I have put together my 2021 list of British Columbia wineries to watch for. Not all of these wines will be available at your local wine store; some are available in British Columbia wine stores, but most may be purchased online or directly from the winery.
My selections are based on my interpretation of recent trends, the wineries successes and the quality of their wine, their wine-making practices and what makes them stand out above their competitors at the present time. My list is presented in no particular order.
Mission Hill Family Estate Winery, West Kelowna
Mission Hill uses sustainable organic farming practices with the use of modern technology. Their wines are carefully aged with new and Old World techniques. They employ the use of bees, falcons, and chickens in lieu of pesticides and insecticides. Cover crops, earthworms, and compost are used in place of chemical fertilizers.
Their winemakers’ practices are fundamentally rooted in Old World techniques that are supported with modern technology. Drones provide a high-level view of the vineyard’s health. Soil science pinpoints the areas where best to plant the vines.
The winemaking team strives to be continually innovative, combining fermentation and maturation vessel traditions with future trends. The equipment and processes are designed to best serve the wines.
Mission Hill has 3 collections of wines: the Reserve Collection, Terroir Collection and the Legacy Collection.
The Reserve Collection expresses hand-selected blocks of grapes, extreme viticulture management, longer barrel time, and increased lees stirring, which is a process to handle the yeast during the fermentation process.
Only the top 3% of all of the winery’s fruit is hand-selected for these wines and each individual lot is carefully tasted throughout the winemaking process to ensure its quality level before the final blend.

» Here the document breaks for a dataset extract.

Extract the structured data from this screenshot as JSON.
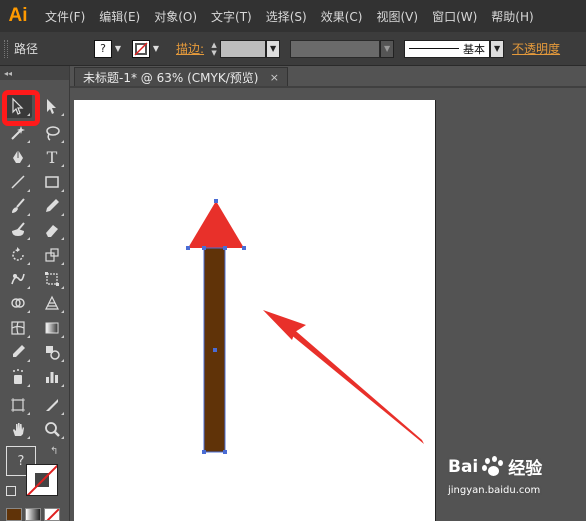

The grapes are hand-harvested and hand-sorted, consisting of the top 1% of the harvest from all of their vineyards. They benefit from extended barrel aging which is followed by a 24-month period in-bottle prior to release.

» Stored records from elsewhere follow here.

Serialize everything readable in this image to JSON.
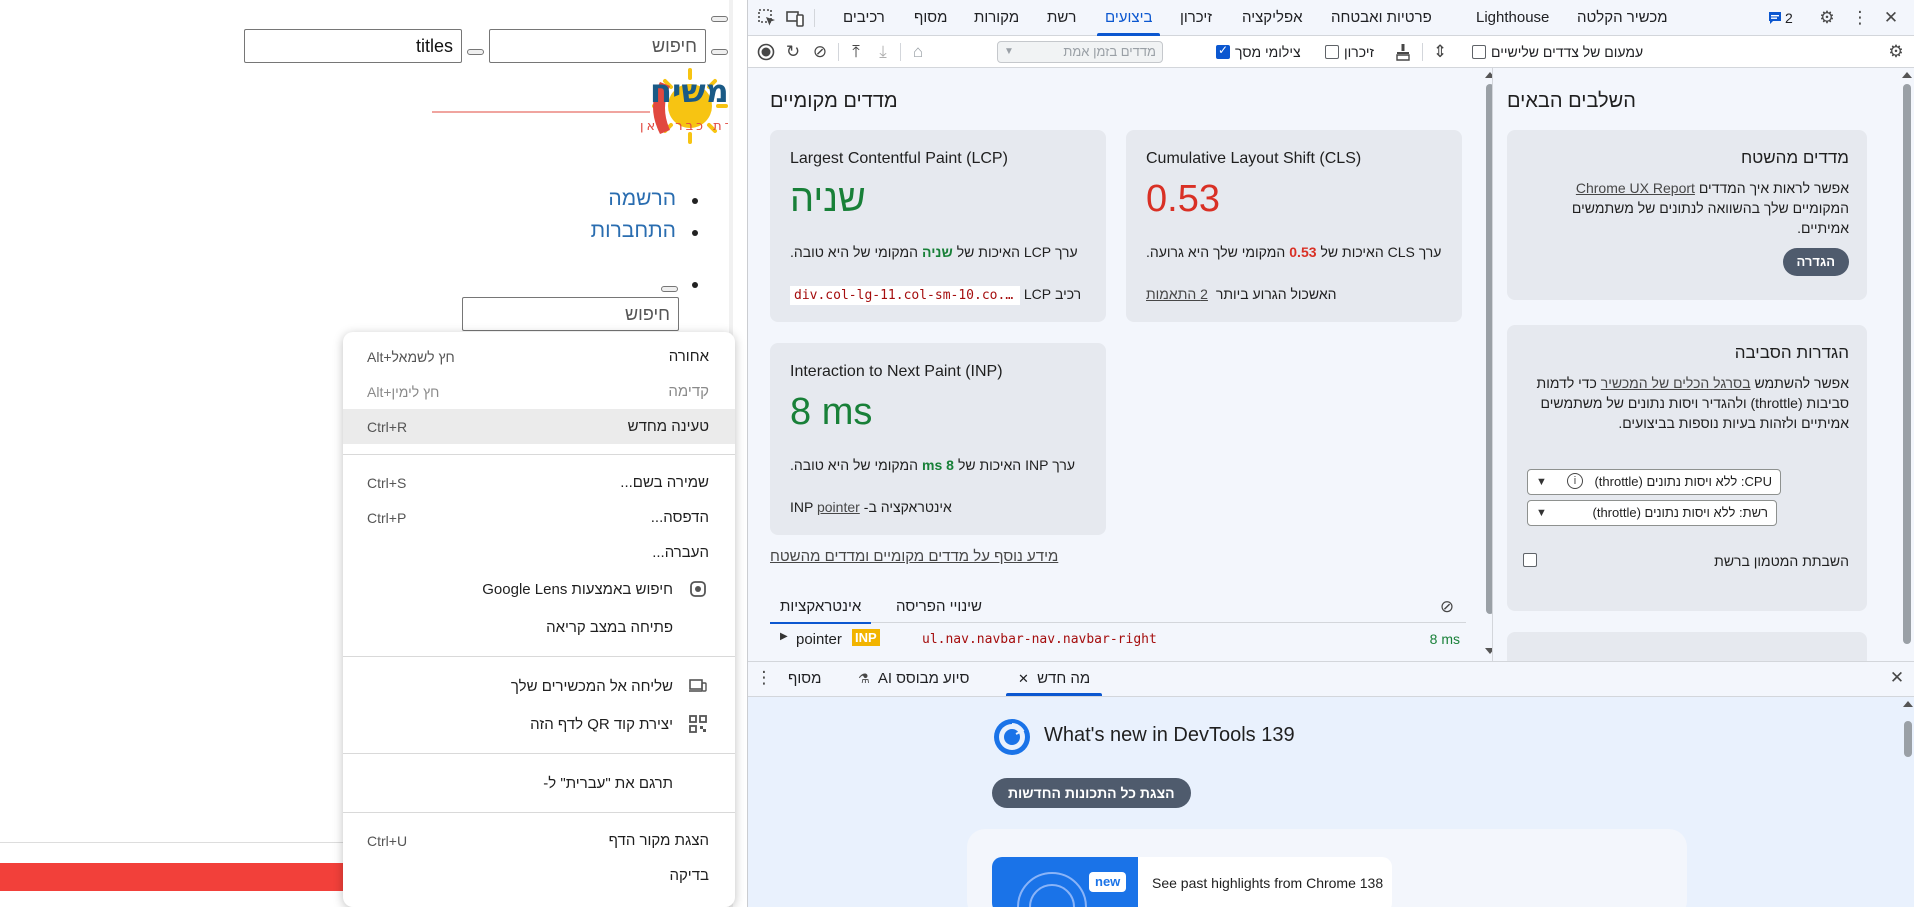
{
  "webpage": {
    "titles_input_value": "titles",
    "search_placeholder": "חיפוש",
    "nav_items": [
      "הרשמה",
      "התחברות"
    ],
    "search2_placeholder": "חיפוש",
    "logo_text": "ימות המשיח",
    "logo_tagline": "עתיד התקשורת כבר כאן"
  },
  "context_menu": {
    "items": [
      {
        "label": "אחורה",
        "shortcut": "Alt+חץ לשמאל"
      },
      {
        "label": "קדימה",
        "shortcut": "Alt+חץ לימין"
      },
      {
        "label": "טעינה מחדש",
        "shortcut": "Ctrl+R"
      },
      {
        "label": "שמירה בשם...",
        "shortcut": "Ctrl+S"
      },
      {
        "label": "הדפסה...",
        "shortcut": "Ctrl+P"
      },
      {
        "label": "העברה...",
        "shortcut": ""
      },
      {
        "label": "חיפוש באמצעות Google Lens",
        "shortcut": ""
      },
      {
        "label": "פתיחה במצב קריאה",
        "shortcut": ""
      },
      {
        "label": "שליחה אל המכשירים שלך",
        "shortcut": ""
      },
      {
        "label": "יצירת קוד QR לדף הזה",
        "shortcut": ""
      },
      {
        "label": "תרגם את \"עברית\" ל-",
        "shortcut": ""
      },
      {
        "label": "הצגת מקור הדף",
        "shortcut": "Ctrl+U"
      },
      {
        "label": "בדיקה",
        "shortcut": ""
      }
    ]
  },
  "devtools": {
    "tabs": {
      "recorder": "מכשיר הקלטה",
      "lighthouse": "Lighthouse",
      "privacy": "פרטיות ואבטחה",
      "application": "אפליקציה",
      "memory": "זיכרון",
      "performance": "ביצועים",
      "network": "רשת",
      "sources": "מקורות",
      "more": "מסוף",
      "elements": "רכיבים"
    },
    "issues_count": "2",
    "toolbar": {
      "third_party": "עמעום של צדדים שלישיים",
      "memory": "זיכרון",
      "screenshots": "צילומי מסך",
      "throttle_placeholder": "מדדים בזמן אמת"
    },
    "local_metrics": {
      "title": "מדדים מקומיים",
      "lcp": {
        "title": "Largest Contentful Paint (LCP)",
        "value": "שניה",
        "desc_pre": "ערך LCP האיכות של",
        "desc_val": "שניה",
        "desc_post": "המקומי של היא טובה.",
        "foot_label": "רכיב LCP",
        "foot_code": "div.col-lg-11.col-sm-10.co..."
      },
      "cls": {
        "title": "Cumulative Layout Shift (CLS)",
        "value": "0.53",
        "desc_pre": "ערך CLS האיכות של",
        "desc_val": "0.53",
        "desc_post": "המקומי שלך היא גרועה.",
        "foot_label": "האשכול הגרוע ביותר",
        "foot_link": "2 התאמות"
      },
      "inp": {
        "title": "Interaction to Next Paint (INP)",
        "value": "8 ms",
        "desc_pre": "ערך INP האיכות של",
        "desc_val": "8 ms",
        "desc_post": "המקומי של היא טובה.",
        "foot_label": "אינטראקציה ב-INP",
        "foot_link": "pointer"
      },
      "more_info": "מידע נוסף על מדדים מקומיים ומדדים מהשטח"
    },
    "interactions": {
      "tab_interactions": "אינטראקציות",
      "tab_layout": "שינויי הפריסה",
      "row": {
        "type": "pointer",
        "badge": "INP",
        "selector": "ul.nav.navbar-nav.navbar-right",
        "duration": "8 ms"
      }
    },
    "next_steps": {
      "title": "השלבים הבאים",
      "field": {
        "title": "מדדים מהשטח",
        "text_pre": "אפשר לראות איך המדדים",
        "link": "Chrome UX Report",
        "text_post": "המקומיים שלך בהשוואה לנתונים של משתמשים אמיתיים.",
        "button": "הגדרה"
      },
      "env": {
        "title": "הגדרות הסביבה",
        "text_pre": "אפשר להשתמש",
        "link": "בסרגל הכלים של המכשיר",
        "text_post": "כדי לדמות סביבות (throttle) ולהגדיר ויסות נתונים של משתמשים אמיתיים ולזהות בעיות נוספות בביצועים.",
        "cpu_select": "CPU: ללא ויסות נתונים (throttle)",
        "network_select": "רשת: ללא ויסות נתונים (throttle)",
        "disable_cache": "השבתת המטמון ברשת"
      }
    },
    "drawer": {
      "tab_whatsnew": "מה חדש",
      "tab_ai": "סיוע מבוסס AI",
      "tab_console": "מסוף",
      "whatsnew_title": "What's new in DevTools 139",
      "show_all": "הצגת כל התכונות החדשות",
      "new_badge": "new",
      "highlight_text": "See past highlights from Chrome 138"
    }
  }
}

These wines are small lot and limited production collectibles. Cellar-worthy, they may be aged for decades. The collection includes Compendium, Quatrain, Prospectus, Perpetua and their flagship wine, Oculus.
Covert Farms Family Estate, Oliver
Covert Farms Family Estate practices organic farming with minimal intervention winemaking. Regenerative agriculture offers many benefits to the farming ecosystem such as increasing soil organic matter, greater water holding capacity, improved nutrient cycling, pest and disease suppression through enhanced soil biology, and ultimately higher nutrient density in the vines.
They hope to introduce Dry Farming to the vineyards within the next few years which would provide such benefits as enhanced resiliency to climate change and potential increase in wine quality attributes.
They practice regenerative farming, which is based on five principles that need to be implemented together: no-till or minimal tillage, keeping the ground covered, species diversity, keeping living roots in the soil as much as possible and integrating livestock.
Regenerative agriculture offers many benefits to the ecosystem such as increasing soil organic matter, carbon capture, greater water holding capacity, improved nutrient cycling, pest and disease control through enhanced soil biology, and ultimately higher nutrient density within their crops.
Minimizing tillage is challenging in organic agriculture as this is one of the only means to manage weeds. They have been adapting their systems and processes and have had good success in the vineyards. Interestingly, the longer the soil is undisturbed, the fewer weeds there are.
Tantalus Vineyards, Kelowna
Tantalus Vineyards put incredible care into everything they do, from farming to winemaking and including the winery being Leadership in Energy and Environmental Design (LEED) certified. It is also LIVE certified. LIVE has independently certified the sustainable practices of winegrowers in the Pacific Northwest, using the latest in university research and internationally accredited standards.
Riesling is the major focus at Tantalus; it is an Okanagan icon. However, their Pinot Noir is very good as well.
Obviously these are far more than just 3 good wineries in British Columbia. In fact I have purposely excluded some of my personal favourites from this list as they were not what I consider as the innovative leaders this year. Included in that list would be Osoyoos Larose, Quails Gate and Gray Monk.
Unfortunately, it is unlikely that you will find many of the wines produced by these wineries outside of British Columbia. However, lucky for us many of the wineries offer online ordering.